“It is more than just the money we give to them,” said Jacqueline W. Lee, the program director. “It’s communication. We are trying to help in a comprehensive way so we don’t simply give them money and expect to navigate the college system on their own.”
The program has one of the highest retention rates – having lost just three of the 45 participating students – of any group, including honors students, at the University of Maryland, said Mote.
“(The students) are coming from very difficult circumstances, the odds are definitely against them,” said Lee. “The (high school) curriculum sometimes doesn’t prepare the student adequately . . . so for them to perform at the 3.0 level is quite remarkable.”
Mote said he plans to expand the program statewide in the future, but funding — the program is completely financed through private donations — is a challenge. It costs $25,000 per student per year, which translates to $500,000 over the next five years for the Prince George’s expansion alone.
But it’s worth it when comparing the cost to student success stories, said Mote.
John Sanders — homeless for a year after his mother was evicted from the home they were living in — is another success. Living on the streets was tough, said Sanders, but growing up in Baltimore was a challenge on its own.
“The poverty, the drugs, the violence, the lifestyle that’s presented to you. That’s an obstacle in itself,” said Sanders.
Sanders is now a sophomore studying communications. He will travel to Vietnam, China and Australia over the next year with university-sponsored study abroad programs and plans to get a master’s in architecture.
Dean Jackson, a junior, is studying zoology and plans to get his master’s and doctorate, hopefully at Harvard.

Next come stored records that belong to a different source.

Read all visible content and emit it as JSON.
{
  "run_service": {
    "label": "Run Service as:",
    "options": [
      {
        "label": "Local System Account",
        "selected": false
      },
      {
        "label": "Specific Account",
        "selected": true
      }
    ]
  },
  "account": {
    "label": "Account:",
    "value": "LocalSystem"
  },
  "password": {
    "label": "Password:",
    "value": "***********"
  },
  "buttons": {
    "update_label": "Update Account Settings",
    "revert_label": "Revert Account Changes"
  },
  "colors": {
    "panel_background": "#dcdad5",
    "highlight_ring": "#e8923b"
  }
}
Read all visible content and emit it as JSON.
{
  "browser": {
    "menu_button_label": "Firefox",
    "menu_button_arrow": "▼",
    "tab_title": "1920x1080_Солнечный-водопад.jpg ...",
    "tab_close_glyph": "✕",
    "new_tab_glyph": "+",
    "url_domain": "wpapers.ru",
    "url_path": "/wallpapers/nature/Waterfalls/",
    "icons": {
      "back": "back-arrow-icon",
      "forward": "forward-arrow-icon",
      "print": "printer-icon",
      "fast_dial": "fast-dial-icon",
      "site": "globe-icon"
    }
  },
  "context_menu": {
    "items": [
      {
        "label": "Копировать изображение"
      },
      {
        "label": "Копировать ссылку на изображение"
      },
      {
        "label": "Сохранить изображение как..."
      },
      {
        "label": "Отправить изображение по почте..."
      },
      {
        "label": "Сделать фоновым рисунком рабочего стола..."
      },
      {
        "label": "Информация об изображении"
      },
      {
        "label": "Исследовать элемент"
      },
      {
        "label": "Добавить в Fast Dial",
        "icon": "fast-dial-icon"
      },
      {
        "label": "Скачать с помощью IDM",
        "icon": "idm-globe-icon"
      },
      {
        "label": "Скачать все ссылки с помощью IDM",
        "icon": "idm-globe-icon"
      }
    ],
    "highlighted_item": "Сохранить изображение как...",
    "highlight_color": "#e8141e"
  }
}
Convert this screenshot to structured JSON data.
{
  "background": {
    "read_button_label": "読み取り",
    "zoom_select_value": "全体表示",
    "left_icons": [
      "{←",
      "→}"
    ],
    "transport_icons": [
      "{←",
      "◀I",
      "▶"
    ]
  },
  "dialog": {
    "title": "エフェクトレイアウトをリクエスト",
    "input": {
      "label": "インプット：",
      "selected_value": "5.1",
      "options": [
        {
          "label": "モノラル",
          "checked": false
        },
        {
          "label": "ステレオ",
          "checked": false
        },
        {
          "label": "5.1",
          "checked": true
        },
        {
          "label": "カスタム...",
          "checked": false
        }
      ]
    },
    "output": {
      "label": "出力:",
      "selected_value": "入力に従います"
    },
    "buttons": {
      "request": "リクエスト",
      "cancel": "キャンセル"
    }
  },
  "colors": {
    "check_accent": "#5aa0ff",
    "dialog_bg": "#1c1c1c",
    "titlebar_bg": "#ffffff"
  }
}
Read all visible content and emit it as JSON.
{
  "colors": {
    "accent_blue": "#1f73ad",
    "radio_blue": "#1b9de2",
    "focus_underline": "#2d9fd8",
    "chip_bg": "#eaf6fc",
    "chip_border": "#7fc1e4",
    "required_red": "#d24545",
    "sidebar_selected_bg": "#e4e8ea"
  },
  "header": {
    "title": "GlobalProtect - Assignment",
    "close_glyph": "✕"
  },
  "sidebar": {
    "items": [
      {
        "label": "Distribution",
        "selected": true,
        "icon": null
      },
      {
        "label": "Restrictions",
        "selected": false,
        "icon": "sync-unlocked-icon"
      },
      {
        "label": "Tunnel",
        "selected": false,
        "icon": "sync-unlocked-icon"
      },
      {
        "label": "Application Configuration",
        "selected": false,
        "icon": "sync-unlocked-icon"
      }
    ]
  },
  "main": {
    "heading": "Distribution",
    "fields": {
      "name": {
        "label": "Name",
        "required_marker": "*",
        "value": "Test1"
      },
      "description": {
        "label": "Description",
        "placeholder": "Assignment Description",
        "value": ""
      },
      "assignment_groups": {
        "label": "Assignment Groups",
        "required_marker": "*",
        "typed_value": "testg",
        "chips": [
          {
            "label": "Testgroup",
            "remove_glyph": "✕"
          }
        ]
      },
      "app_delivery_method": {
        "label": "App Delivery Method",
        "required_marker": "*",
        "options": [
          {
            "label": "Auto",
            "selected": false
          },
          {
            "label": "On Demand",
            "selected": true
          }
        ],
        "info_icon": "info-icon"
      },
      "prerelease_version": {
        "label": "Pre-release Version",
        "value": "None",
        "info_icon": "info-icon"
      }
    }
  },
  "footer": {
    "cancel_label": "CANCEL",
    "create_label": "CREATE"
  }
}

His mentor went to Harvard and he’s hoping for a recommendation letter.
“I look at him,” said Jackson. “He’s an African-American male, and I think if he can go I can go.”
Wynn, too, now has high hopes: to be a senior manager with Ernst & Young and have a family.
“My biggest goal is to have a family – to do for my family some of the things I lacked . . . and to be better.”